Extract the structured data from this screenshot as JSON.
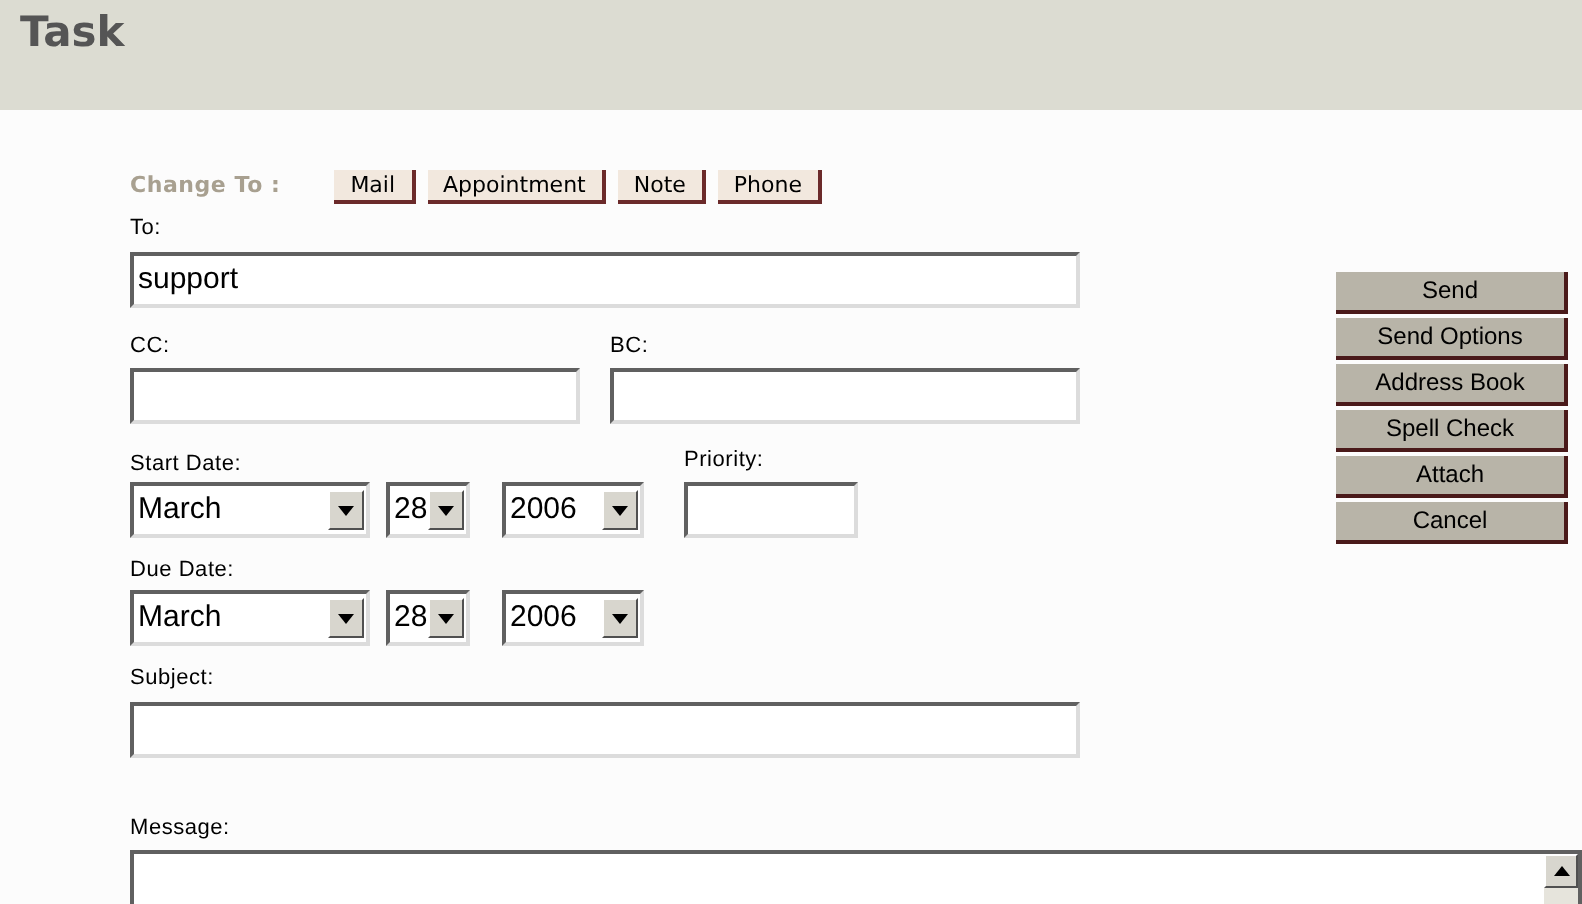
{
  "title": "Task",
  "change_to": {
    "label": "Change To :",
    "types": [
      "Mail",
      "Appointment",
      "Note",
      "Phone"
    ]
  },
  "to": {
    "label": "To:",
    "value": "support"
  },
  "cc": {
    "label": "CC:"
  },
  "bc": {
    "label": "BC:"
  },
  "start_date": {
    "label": "Start Date:",
    "month": "March",
    "day": "28",
    "year": "2006"
  },
  "priority": {
    "label": "Priority:"
  },
  "due_date": {
    "label": "Due Date:",
    "month": "March",
    "day": "28",
    "year": "2006"
  },
  "subject": {
    "label": "Subject:"
  },
  "message": {
    "label": "Message:"
  },
  "actions": [
    "Send",
    "Send Options",
    "Address Book",
    "Spell Check",
    "Attach",
    "Cancel"
  ]
}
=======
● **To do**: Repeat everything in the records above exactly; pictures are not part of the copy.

● **Answer to this exercise**:
Extract the structured data from this screenshot as JSON.
{
  "title": "Task",
  "change_to": {
    "label": "Change To :",
    "types": [
      "Mail",
      "Appointment",
      "Note",
      "Phone"
    ]
  },
  "to": {
    "label": "To:",
    "value": "support"
  },
  "cc": {
    "label": "CC:"
  },
  "bc": {
    "label": "BC:"
  },
  "start_date": {
    "label": "Start Date:",
    "month": "March",
    "day": "28",
    "year": "2006"
  },
  "priority": {
    "label": "Priority:"
  },
  "due_date": {
    "label": "Due Date:",
    "month": "March",
    "day": "28",
    "year": "2006"
  },
  "subject": {
    "label": "Subject:"
  },
  "message": {
    "label": "Message:"
  },
  "actions": [
    "Send",
    "Send Options",
    "Address Book",
    "Spell Check",
    "Attach",
    "Cancel"
  ]
}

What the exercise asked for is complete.